ANKARA, CRANS-MONTANA, Switzerland
Talks to reunify the divided island of Cyprus collapsed in the early hours of July 7, with Ankara
accusing the Greek
side for the failure in the process widely seen as the most promising in generations to heal decades of problem.
“Unfortunately, the Greek
Cypriot side did not take an expected constructive stance for a solution, given that it feels comfortable for being an European Union
member,” Turkish Prime Minister Binali Yıldırım said in Ankara
on July 7, after the collapse was announced.
He said the Turkish Cypriot side tried to remain constructive all from the beginning, accusing the 2004 move to accept Greek
Cyprus as a full member of the EU of laying the foundation for the negative outcome at the talks.
Turkey will do everything within the framework of international law to defend the rights of Turkish Cypriots, Yıldırım added.
“The Turkish Cypriot side has fulfilled all its duties at the bargaining table for a permanent and fair solution,” Turkish Foreign Minister Mevlüt Çavuşoğlu added.
“This outcome shows the impossibility of reaching a settlement within the parameters of the United Nation’s goodwill mission,” he said.
He said the prime ministers of the grantor nations – Turkey, Greece
and the United Kingdom - would have been invited to the discussions in the Swiss Alps if there was a positive atmosphere.
Çavuşoğlu stressed that Turkey now has to assess and decide its next steps to resolve the Cyprus issue.
Turkish Cypriot President Mustafa Akıncı also criticized the Greek
Cypriot side for the failure. “This chance we lost might hardly ever come again,” he said.
“Unfortunately, we couldn’t manage to complete the last trial of our generation to reunify the island successfully,” Akıncı told reporters.
“At a point where both sides have lost, unfortunately, the talks failed,” he said.
Akıncı said while the Turkish side was willing to take steps toward reducing the number of troops on the island, from the first day of the talks the Greek
Cypriot side began with a “zero-troops” position.
But the talks’ collapse was not only about the presence of Turkish soldiers on the island, he said.
“This is not the end of the world.

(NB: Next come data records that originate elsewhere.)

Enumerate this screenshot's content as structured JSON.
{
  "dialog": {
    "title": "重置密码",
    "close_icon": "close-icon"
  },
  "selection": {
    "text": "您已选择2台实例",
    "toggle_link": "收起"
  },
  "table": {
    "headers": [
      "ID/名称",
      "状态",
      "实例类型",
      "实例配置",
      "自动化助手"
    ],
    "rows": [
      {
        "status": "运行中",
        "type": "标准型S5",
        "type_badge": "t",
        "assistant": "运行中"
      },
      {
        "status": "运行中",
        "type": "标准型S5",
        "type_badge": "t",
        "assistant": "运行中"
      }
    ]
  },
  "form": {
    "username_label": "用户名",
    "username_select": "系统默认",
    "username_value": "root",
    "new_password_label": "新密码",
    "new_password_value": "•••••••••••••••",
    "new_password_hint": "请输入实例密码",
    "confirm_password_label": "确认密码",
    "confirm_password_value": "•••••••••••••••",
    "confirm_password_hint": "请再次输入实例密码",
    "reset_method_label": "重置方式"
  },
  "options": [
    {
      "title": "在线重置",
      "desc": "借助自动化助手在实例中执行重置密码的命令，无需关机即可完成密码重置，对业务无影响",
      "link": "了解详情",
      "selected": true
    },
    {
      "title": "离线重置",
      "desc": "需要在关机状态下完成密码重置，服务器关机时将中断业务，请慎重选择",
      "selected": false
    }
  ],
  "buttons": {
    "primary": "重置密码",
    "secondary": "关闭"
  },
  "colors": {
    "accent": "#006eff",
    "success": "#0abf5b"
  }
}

We will find a way to live with honor. We will manage this,” he added.
Speaking about the idea of a rotating presidency, Akıncı said the Greek
Cypriot side was against the idea but signaled it could accept it if the Turkish Cypriot side accepted having “zero troops” on the island.
“I’m very sorry to tell you that despite the very strong commitment and engagement of all the delegations and different parties, the conference on Cyprus was closed without an agreement being reached,” United Nations Secretary-General Antonio Guterres told a news conference after a stormy last session.
The collapse marked an end to more than two years of a process that had been widely thought of as the “best chance” at reunification since the island was split between its Greek
and Turkish Cypriot populations in 1974.
Guterres had flown in on July 6 to press Akıncı and Greek
Cypriot leader Nicos Anastasiades to seal a deal reuniting the east Mediterranean island, while U.S. Vice President Mike Pence had phoned to urge them to “seize this historic opportunity.”
The week of talks in the Swiss Alps, which the United Nations said was the “the best chance” for a deal, ground to a halt as the two sides failed to overcome final obstacles.
“Unfortunately, an agreement was not possible, and the conference was closed without the possibility to bring a solution to this dramatic and long-lasting problem,” Guterres said.
“That doesn’t mean that other initiatives cannot be developed in order to address the Cyprus problem,” he added.
Guterres declined to elaborate on what exactly had caused the collapse, but said there was still a wide gap between the two delegations on a number of questions.
Reunification attempts have always been under the umbrella of the United Nations, which has one of its longest-serving peacekeeping forces on the island.
Greek Cypriots, due to launch gas drilling off the island in coming weeks that Turkey opposes, pointed the finger of blame at the Turkish side.
Nicos Christodoulides, spokesman for the Greek
Cypriot government, said Turkey had refused to relinquish its intervention rights on Cyprus or the presence of troops on the island.
“Tonight’s development is in no way positive, but it is not the end of the road either,” he said, without elaborating.
“This is a disappointing outcome. The U.K. continues to be a strong supporter of a settlement. Now is a time for calm reflection and consideration of future steps. The commitment of the U.K. to a deal on Cyprus remains unwavering,” British Minister of State for Europe
and the Americas Alan Duncan said after the conferenc